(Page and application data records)

====

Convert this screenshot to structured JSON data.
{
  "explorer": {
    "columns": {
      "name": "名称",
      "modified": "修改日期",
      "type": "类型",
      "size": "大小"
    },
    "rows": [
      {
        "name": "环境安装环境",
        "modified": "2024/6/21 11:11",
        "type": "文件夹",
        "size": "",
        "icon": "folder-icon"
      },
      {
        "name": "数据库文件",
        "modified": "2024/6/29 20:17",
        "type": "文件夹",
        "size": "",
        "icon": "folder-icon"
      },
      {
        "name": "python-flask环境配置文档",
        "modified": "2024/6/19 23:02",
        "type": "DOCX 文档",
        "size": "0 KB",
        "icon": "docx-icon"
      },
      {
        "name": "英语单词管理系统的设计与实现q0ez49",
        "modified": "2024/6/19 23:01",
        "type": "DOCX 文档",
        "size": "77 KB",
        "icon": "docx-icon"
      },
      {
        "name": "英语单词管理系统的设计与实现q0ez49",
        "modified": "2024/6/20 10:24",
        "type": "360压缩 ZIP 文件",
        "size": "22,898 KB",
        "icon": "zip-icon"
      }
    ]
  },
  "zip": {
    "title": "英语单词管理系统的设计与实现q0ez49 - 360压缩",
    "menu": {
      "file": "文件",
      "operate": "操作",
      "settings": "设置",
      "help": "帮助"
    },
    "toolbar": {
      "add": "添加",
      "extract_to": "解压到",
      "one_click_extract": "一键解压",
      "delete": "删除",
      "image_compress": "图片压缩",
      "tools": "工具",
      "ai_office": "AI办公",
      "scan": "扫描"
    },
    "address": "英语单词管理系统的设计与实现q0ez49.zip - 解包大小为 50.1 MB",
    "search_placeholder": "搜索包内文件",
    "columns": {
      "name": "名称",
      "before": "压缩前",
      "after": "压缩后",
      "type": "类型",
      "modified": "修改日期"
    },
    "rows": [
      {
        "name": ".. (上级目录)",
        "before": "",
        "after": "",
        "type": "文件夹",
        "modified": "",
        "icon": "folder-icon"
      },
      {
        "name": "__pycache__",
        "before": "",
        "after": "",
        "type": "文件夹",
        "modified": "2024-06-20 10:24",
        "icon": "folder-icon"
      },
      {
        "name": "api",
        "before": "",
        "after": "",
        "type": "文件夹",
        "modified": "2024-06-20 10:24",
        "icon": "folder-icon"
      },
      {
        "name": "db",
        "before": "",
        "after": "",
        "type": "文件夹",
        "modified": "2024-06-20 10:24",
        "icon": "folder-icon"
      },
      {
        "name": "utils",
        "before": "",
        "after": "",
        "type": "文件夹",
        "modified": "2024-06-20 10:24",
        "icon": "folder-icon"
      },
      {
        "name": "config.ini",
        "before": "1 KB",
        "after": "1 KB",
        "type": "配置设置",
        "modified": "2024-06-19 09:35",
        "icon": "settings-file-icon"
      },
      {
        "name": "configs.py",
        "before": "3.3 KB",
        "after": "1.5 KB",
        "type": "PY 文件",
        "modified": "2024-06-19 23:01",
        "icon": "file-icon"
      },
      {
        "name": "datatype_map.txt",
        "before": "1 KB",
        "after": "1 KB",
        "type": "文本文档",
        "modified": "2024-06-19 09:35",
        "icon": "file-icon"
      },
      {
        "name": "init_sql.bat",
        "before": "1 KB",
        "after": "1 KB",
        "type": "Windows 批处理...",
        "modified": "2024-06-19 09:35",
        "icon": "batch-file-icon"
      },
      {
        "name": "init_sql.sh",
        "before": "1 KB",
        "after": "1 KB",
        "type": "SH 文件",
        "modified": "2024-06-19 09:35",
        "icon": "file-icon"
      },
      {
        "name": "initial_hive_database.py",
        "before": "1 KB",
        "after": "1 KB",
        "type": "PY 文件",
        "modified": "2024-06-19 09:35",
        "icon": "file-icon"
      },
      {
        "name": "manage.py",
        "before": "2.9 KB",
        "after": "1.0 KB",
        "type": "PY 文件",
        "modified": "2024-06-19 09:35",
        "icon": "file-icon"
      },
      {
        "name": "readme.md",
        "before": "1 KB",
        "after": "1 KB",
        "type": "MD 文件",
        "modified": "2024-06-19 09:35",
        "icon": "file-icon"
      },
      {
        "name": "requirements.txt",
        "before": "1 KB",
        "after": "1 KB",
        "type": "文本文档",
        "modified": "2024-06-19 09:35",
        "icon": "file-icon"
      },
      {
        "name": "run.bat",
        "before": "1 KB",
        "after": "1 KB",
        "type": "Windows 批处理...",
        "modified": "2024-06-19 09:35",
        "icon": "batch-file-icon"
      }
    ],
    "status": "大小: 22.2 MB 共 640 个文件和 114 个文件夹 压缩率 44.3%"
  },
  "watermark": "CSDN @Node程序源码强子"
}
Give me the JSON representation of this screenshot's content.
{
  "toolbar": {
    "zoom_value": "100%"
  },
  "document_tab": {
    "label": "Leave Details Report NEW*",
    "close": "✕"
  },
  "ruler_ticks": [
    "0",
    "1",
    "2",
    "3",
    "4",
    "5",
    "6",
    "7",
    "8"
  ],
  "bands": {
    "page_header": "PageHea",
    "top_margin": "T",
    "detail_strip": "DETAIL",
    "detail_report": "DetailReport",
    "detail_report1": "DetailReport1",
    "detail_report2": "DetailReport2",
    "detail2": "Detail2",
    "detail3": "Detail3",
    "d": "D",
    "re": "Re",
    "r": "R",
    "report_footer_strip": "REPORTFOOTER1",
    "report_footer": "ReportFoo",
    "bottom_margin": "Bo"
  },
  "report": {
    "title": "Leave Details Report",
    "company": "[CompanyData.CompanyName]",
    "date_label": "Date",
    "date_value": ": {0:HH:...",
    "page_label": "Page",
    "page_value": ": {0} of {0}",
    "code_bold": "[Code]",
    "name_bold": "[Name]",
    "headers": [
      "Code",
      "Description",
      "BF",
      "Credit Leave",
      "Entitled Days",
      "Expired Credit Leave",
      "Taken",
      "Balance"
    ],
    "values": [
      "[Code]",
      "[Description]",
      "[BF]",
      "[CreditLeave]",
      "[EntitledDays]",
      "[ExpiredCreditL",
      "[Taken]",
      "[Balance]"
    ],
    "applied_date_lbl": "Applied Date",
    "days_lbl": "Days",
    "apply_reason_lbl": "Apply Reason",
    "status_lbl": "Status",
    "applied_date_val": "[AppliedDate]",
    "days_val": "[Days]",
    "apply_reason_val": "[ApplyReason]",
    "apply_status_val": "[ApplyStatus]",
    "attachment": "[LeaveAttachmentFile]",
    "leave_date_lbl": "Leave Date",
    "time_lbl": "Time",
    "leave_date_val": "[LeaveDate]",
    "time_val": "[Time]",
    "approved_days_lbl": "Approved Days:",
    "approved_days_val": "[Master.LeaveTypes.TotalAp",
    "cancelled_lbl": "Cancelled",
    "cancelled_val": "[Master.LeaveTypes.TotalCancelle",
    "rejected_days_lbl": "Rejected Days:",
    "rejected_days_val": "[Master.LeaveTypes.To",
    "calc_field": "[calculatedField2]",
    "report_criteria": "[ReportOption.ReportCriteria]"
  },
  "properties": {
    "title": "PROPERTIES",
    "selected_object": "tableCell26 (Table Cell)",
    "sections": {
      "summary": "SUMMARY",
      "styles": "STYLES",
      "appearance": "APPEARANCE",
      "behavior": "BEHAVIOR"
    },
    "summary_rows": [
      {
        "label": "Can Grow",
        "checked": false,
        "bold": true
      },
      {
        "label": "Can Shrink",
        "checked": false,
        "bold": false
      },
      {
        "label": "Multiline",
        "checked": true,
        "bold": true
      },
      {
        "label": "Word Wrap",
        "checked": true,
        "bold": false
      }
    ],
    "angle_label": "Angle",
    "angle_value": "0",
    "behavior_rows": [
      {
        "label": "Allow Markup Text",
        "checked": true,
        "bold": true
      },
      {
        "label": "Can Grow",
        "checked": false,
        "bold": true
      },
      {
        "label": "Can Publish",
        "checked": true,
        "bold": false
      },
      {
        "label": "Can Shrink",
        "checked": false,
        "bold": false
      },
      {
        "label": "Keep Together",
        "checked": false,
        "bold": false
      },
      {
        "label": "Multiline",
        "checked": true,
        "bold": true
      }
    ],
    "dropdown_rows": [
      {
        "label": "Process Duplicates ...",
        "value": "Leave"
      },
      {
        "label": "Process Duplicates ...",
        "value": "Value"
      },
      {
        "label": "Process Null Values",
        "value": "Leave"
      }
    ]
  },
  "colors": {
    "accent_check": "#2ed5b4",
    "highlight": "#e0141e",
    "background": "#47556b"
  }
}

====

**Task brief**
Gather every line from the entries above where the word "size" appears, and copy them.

**Task solution**
      "size": "大小"
        "size": "",
        "size": "",
        "size": "0 KB",
        "size": "77 KB",
        "size": "22,898 KB",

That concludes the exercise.